Like both his grandfather and father before, Mario Costra has spent the past 20 years navigating the watery streets of Venice on his gondola.
Like both his grandfather and father before, Mario Costra has spent the past 20 years navigating the watery streets of Venice on his gondola. Mario’s hands are scarred and blistered. From April until October, he clocks 12-hour days, three days on and one day off. On his good days, he takes seven clients on a 40-minute tour, in exchange for 80 euros. I was lucky enough to meet Mario this past week while traveling Italy and Greece with my family. We had a beautiful tour of this magnificent city, but meeting Mario and learning about this Italian entrepreneur was a real treat for me.
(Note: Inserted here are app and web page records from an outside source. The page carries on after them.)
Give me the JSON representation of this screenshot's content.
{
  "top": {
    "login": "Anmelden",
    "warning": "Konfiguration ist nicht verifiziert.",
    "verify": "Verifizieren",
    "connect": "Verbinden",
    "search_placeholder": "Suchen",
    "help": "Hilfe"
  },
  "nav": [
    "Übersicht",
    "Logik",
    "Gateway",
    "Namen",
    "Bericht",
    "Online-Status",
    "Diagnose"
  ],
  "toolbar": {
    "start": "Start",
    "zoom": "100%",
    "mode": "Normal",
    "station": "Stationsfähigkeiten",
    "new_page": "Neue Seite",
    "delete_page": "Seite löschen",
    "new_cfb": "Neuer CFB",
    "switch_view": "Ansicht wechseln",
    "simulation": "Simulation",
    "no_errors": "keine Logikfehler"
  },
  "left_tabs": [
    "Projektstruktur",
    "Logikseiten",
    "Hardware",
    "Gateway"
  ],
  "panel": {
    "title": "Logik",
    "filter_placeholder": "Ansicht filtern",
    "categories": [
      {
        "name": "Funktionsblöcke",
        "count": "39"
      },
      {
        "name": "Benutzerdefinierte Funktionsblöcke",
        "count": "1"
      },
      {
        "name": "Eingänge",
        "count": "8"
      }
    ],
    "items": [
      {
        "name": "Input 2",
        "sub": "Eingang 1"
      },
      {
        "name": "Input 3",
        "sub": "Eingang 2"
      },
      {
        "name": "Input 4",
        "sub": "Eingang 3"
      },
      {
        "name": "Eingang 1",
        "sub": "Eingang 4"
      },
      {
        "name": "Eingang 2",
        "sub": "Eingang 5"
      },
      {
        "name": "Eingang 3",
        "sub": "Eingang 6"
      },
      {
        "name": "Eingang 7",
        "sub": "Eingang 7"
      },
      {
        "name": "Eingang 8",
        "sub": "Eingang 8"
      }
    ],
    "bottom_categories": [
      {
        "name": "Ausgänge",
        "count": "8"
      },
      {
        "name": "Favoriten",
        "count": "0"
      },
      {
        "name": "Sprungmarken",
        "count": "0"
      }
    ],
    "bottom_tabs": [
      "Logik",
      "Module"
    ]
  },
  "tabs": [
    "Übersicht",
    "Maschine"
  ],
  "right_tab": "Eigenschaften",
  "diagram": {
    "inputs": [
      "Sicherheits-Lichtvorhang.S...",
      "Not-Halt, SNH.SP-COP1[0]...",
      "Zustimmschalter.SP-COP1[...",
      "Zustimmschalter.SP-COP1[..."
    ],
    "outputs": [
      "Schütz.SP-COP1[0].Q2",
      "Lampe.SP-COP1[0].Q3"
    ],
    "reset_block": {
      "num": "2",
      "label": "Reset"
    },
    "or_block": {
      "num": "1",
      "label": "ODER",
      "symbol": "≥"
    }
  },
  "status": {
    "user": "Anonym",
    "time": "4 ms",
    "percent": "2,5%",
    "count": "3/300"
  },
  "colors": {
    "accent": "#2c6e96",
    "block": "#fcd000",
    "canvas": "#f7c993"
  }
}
Mario’s favorite part of the city is Cannaregio, one of the six historic districts of Venice, where we stood and talked. He shared with me that he purchased his gondola for 30,000 euros 20 years ago. Of course, he has had to maintain this boat, making improvements over the years like any owner would. The Cannaregio is near to the legendary five synagogues in the Jewish Ghetto where I spent that day exploring.
Mario knows every canal in the city and can move his boat effortlessly with a touch of his hand or movement of his fingers. According to him, 90 percent of the gondoliers in Venice have fathers and grandfathers in the field. He belongs to a cooperative of gondola owners and gladly pays his dues to the organization. Interestingly, Mario also doesn’t seem to mind paying his taxes to the city of Venice as well as those to Italy. However, as I learned, he is eager for his children to follow a different path.
It is fascinating to travel the world and see how our communities are made of, and supported by, individuals like Mario, a entrepreneur in his own right. If you are ever in Venice, go to see Mario and experience his tour. You will be so glad you did it. Don’t forget to tell him that Steve sent you.
Mario Costra and his gondola